My list of cons is somewhat blunted by the recognition that editors Faulconer and Justin White did not intend to cover all of the positions on any given issue, or even multiple positions on any single issue, but to provide models of faithful and diverse Latter-day Saints who remain united in the body of Christ. This collection clearly demonstrates that a variety of perspectives on a number of sensitive issues do in fact exist in the Church. Moreover, contributors tackle a number of issues like evolution, stem cell research, and environmentalism, things which members are highly unlikely to read about in the Ensign or hear about in Conference or Sunday school.
Above all, I appreciated the essays that directly encourage unity despite disagreement. Kristine Haglund’s “For Louisa” is a touching tribute deeply informed by feminism and Mormonism alike.
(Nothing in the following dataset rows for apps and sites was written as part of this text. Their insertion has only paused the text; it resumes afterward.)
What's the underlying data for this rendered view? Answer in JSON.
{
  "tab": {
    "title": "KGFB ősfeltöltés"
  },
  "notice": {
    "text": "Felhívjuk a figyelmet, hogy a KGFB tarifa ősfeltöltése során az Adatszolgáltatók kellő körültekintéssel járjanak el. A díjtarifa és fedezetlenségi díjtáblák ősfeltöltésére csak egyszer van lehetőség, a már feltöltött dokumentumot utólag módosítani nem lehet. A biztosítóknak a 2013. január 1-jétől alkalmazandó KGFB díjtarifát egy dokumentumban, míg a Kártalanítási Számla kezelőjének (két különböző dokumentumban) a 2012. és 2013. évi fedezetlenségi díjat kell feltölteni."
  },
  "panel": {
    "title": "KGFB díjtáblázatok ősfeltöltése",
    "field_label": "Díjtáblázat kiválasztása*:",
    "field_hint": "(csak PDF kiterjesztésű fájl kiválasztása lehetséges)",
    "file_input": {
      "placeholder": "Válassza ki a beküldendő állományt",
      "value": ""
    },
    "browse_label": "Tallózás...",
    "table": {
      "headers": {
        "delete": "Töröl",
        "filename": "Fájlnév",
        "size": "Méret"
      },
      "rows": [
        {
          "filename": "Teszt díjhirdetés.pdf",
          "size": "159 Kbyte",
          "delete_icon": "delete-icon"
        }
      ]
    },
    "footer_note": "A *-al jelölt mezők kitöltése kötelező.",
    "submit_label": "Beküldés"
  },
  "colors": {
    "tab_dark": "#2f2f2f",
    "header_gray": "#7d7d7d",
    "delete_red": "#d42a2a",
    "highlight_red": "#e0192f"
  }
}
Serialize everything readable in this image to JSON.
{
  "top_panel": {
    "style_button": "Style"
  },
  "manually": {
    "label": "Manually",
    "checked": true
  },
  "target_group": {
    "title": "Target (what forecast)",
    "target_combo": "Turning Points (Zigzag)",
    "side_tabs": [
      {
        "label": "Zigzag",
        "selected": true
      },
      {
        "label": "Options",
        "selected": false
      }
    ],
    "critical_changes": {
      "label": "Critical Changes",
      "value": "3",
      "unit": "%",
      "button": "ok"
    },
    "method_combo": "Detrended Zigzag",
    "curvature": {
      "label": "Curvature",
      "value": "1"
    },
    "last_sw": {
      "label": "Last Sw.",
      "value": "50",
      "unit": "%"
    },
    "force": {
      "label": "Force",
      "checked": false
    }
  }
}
Former Senator Bob Bennett’s “Why I am a Republican” and Richard Davis’s “Partisanship and the Gospel of Jesus Christ” each emphasize the importance of accepting goodness and truth regardless of the source, be it Republican, Democrat, or something else—a rare thing in the current charged political climate, and an approach which helped cost Bennett his Senate seat.
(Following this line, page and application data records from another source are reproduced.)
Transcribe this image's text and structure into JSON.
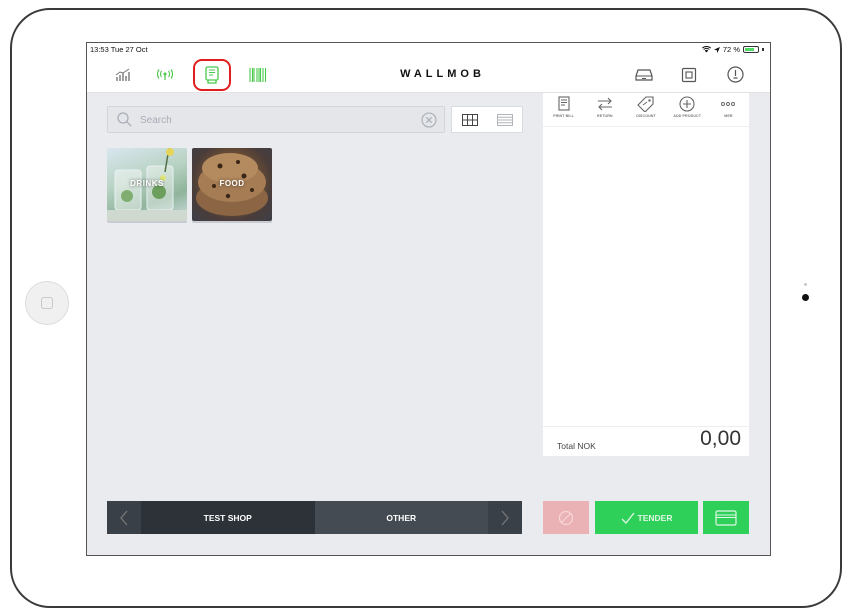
{
  "status_bar": {
    "time": "13:53",
    "date": "Tue 27 Oct",
    "battery": "72 %",
    "battery_level": 0.72
  },
  "topbar": {
    "logo": "WALLMOB",
    "left_icons": [
      "stats-icon",
      "signal-broadcast-icon",
      "receipt-printer-icon",
      "barcode-icon"
    ],
    "right_icons": [
      "cash-drawer-icon",
      "register-icon",
      "user-account-icon"
    ],
    "highlighted_icon": "receipt-printer-icon",
    "highlight_color": "#e21d1d",
    "accent_green": "#49c94a"
  },
  "search": {
    "placeholder": "Search",
    "value": ""
  },
  "view_toggle": [
    "grid-view-icon",
    "list-view-icon"
  ],
  "categories": [
    {
      "label": "DRINKS"
    },
    {
      "label": "FOOD"
    }
  ],
  "bottom_nav": {
    "tabs": [
      {
        "label": "TEST SHOP",
        "active": true
      },
      {
        "label": "OTHER",
        "active": false
      }
    ]
  },
  "actions": [
    {
      "label": "PRINT BILL",
      "icon": "print-bill-icon"
    },
    {
      "label": "RETURN",
      "icon": "return-arrows-icon"
    },
    {
      "label": "DISCOUNT",
      "icon": "discount-tag-icon"
    },
    {
      "label": "ADD PRODUCT",
      "icon": "add-circle-icon"
    },
    {
      "label": "MER",
      "icon": "more-dots-icon"
    }
  ],
  "total": {
    "label": "Total NOK",
    "value": "0,00"
  },
  "buttons": {
    "tender_label": "TENDER",
    "tender_color": "#2fd05a",
    "cancel_color": "#ebb2b6"
  }
}
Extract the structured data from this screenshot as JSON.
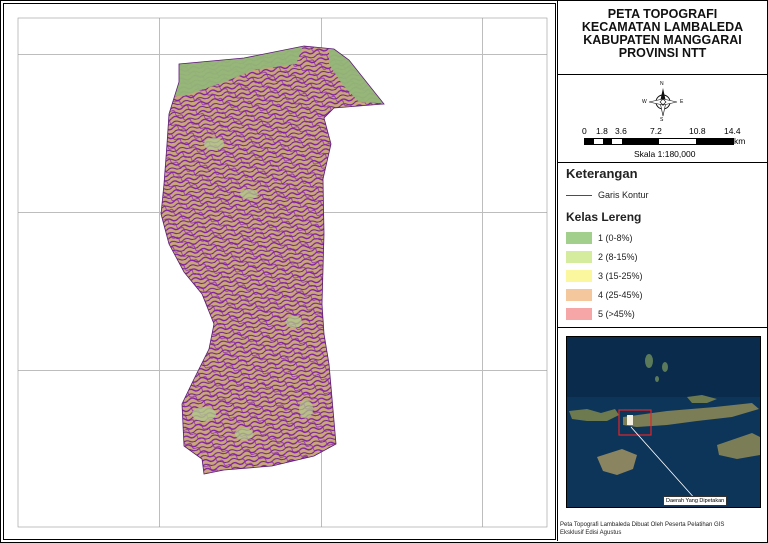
{
  "title": {
    "line1": "PETA TOPOGRAFI",
    "line2": "KECAMATAN LAMBALEDA",
    "line3": "KABUPATEN MANGGARAI",
    "line4": "PROVINSI NTT"
  },
  "compass": {
    "n": "N",
    "w": "W",
    "e": "E",
    "s": "S",
    "icon": "north-arrow-compass"
  },
  "scalebar": {
    "ticks": [
      "0",
      "1.8",
      "3.6",
      "7.2",
      "10.8",
      "14.4"
    ],
    "unit": "km",
    "scale_text": "Skala 1:180,000"
  },
  "legend": {
    "heading": "Keterangan",
    "contour_label": "Garis Kontur",
    "contour_color": "#8b1ab8",
    "slope_heading": "Kelas Lereng",
    "classes": [
      {
        "label": "1 (0-8%)",
        "color": "#a3cf8c"
      },
      {
        "label": "2 (8-15%)",
        "color": "#d5ec9e"
      },
      {
        "label": "3 (15-25%)",
        "color": "#fbf79e"
      },
      {
        "label": "4 (25-45%)",
        "color": "#f5c79d"
      },
      {
        "label": "5 (>45%)",
        "color": "#f6a6a6"
      }
    ]
  },
  "inset": {
    "label": "Daerah Yang Dipetakan",
    "sea_color": "#0c2f52",
    "highlight_color": "#e0262b"
  },
  "credit": {
    "line1": "Peta Topografi Lambaleda Dibuat Oleh Peserta Pelatihan GIS",
    "line2": "Eksklusif Edisi Agustus"
  }
}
Bruce W. Young’s contribution on “Following Christ in Times of War” is worth quoting at length for the way it gives explicit voice to the anxieties generated by difference:
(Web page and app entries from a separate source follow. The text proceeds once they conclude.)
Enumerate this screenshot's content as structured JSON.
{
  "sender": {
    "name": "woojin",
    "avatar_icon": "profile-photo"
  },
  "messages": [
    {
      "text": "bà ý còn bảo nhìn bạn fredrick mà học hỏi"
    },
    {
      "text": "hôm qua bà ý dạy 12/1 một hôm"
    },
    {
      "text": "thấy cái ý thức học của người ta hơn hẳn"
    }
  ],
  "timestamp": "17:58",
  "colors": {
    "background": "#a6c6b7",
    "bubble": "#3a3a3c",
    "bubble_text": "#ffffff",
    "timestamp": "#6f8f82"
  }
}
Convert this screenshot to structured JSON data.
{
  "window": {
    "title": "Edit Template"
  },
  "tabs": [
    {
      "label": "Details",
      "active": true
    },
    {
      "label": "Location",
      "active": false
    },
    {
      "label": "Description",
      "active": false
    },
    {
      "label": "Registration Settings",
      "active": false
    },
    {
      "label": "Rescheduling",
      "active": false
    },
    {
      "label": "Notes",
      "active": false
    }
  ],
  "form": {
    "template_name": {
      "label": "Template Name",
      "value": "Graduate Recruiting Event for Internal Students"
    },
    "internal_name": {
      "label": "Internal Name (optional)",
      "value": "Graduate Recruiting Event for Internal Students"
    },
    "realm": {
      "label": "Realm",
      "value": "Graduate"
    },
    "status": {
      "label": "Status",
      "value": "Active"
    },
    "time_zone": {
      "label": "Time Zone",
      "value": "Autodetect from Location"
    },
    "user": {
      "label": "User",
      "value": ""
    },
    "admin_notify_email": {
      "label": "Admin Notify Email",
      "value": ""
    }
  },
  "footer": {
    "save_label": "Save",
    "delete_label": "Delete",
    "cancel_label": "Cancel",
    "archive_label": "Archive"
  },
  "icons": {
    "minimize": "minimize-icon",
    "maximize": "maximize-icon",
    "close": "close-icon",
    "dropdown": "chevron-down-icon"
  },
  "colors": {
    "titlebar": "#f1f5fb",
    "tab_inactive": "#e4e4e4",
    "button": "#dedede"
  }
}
For me, it has been challenging and sometimes painful to find myself surrounded by neighbors and family members—most of them members of the Church—who disagree with me. At times I have felt my Church calling prevented me from speaking openly lest I offend others or seem to be presenting my personal views as Church doctrine. At all times, I have wanted to preserve charity and fellowship. As I have tried to listen carefully and sympathetically to others who disagree with me, I’ve found far more common ground than I might have thought: I’ve discovered that we share the same fundamental values but view their application differently. I have generally come away respecting those I disagree with, finding elements of their views that have helpfully tempered my own, and especially recognizing that, despite their views, which I have sometimes found abhorrent, I should be grateful for the goodness of their lives and their hearts. Again and again, I have been reminded of my own imperfections and the limitations of my understanding. To me, it would be tragic if I allowed the bond of charity to be sundered by differences in political views, and it would be tragically ironic if I allowed my appeals for peace to become an occasion of enmity and conflict (213).
Perhaps of most interest, the volume as a whole demonstrates shifts among Mormons over the past century on several fronts. Margaret Blair Young’s essay discusses the problem of racism in the Church and calls for the extinguishing of old explanations about why the priesthood and temple blessings were withheld from blacks of African descent. Two contributions on evolution speak unequivocally about its salience as a scientific theory; no representative of young earth creationism or the like is present. These essays would have been unlikely back in the 1950s, but some Mormons still perpetuate old theories about the race issue (such as the Curse of Cain), while others still promote the idea that evolution is a false or evil belief. While forbearance is an important component of maintaining civility and unity amongst members, the collection doesn’t exemplify interaction with people who perpetuate what might be seen by some as hurtful or wrong “doctrines” or address the problem of latent, potentially hurtful, perspectives.
That being said, the collection is successful in any case where it manages to give readers pause with regard to an issue they’ve been fond of debating, or convinces them to approach such conversations with greater charity and much more patience. It served as just such a reminder and encouragement to me, and for that reason above all, I recommend this book.